───── DATA FOR PROCESSING ─────

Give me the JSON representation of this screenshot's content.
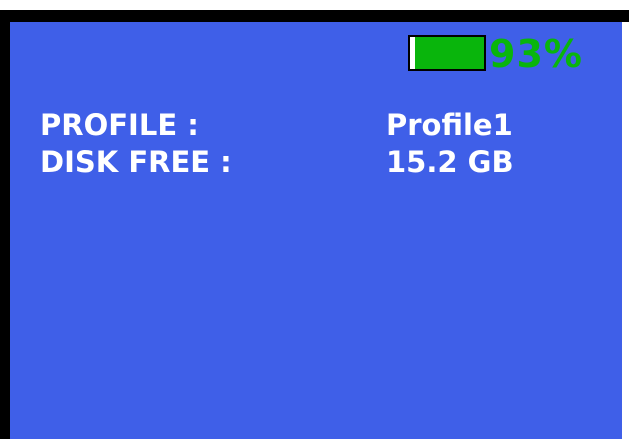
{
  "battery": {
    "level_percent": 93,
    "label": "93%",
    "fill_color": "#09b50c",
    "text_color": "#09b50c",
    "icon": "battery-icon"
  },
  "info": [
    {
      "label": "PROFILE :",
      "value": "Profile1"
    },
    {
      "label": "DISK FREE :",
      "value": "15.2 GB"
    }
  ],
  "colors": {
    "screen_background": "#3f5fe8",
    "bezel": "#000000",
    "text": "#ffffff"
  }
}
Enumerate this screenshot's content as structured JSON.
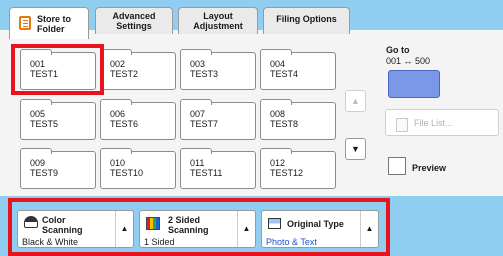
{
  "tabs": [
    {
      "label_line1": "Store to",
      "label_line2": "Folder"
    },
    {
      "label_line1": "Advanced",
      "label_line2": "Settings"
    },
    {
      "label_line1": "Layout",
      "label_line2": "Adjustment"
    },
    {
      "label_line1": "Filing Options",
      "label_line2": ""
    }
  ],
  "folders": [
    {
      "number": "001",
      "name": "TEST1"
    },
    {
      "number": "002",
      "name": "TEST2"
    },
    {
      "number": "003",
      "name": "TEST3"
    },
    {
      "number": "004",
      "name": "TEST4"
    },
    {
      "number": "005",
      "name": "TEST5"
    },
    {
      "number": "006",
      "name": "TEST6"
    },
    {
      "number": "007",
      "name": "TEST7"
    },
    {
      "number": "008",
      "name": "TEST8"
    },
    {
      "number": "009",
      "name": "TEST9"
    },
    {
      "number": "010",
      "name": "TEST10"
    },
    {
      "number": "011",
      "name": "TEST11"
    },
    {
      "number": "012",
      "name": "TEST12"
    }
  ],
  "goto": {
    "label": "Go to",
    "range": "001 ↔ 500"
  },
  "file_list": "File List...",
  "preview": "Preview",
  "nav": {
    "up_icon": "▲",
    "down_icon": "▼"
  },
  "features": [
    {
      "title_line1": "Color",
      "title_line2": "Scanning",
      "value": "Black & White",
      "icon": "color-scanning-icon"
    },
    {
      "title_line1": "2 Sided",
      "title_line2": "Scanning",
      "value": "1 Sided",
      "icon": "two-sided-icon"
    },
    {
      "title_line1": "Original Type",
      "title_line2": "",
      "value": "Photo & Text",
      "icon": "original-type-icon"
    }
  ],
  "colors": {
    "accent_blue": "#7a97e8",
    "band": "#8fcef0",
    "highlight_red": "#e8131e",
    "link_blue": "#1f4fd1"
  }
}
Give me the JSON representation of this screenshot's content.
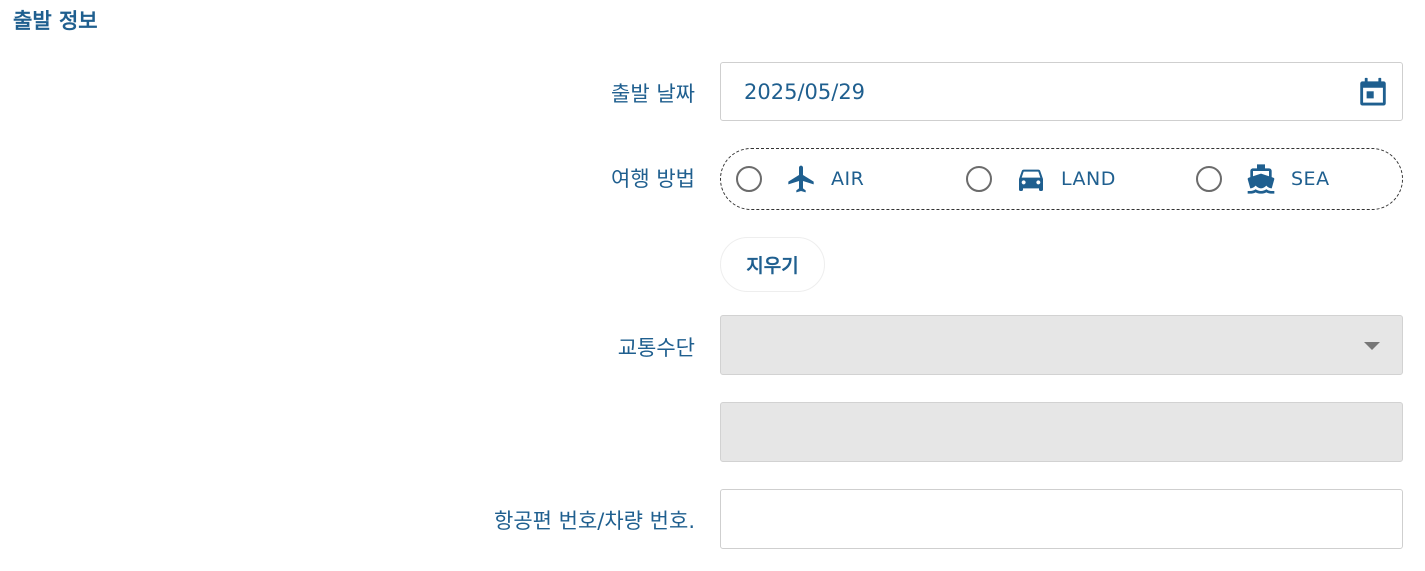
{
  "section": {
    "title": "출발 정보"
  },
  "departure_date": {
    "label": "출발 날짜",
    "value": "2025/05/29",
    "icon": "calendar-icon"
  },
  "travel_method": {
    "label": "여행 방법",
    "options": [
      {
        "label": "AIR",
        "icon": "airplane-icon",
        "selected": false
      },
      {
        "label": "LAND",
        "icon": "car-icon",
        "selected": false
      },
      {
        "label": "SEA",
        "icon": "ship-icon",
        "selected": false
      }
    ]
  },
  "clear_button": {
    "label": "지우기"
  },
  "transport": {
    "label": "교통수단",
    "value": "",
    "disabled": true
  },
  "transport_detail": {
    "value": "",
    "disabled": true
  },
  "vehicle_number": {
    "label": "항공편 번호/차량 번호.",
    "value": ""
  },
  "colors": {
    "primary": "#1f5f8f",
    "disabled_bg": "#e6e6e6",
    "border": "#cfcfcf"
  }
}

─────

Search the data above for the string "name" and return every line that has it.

      "name": "TEST1"
      "name": "TEST2"
      "name": "TEST3"
      "name": "TEST4"
      "name": "TEST5"
      "name": "TEST6"
      "name": "TEST7"
      "name": "TEST8"
      "name": "TEST9"
      "name": "TEST10"
      "name": "TEST11"
      "name": "TEST12"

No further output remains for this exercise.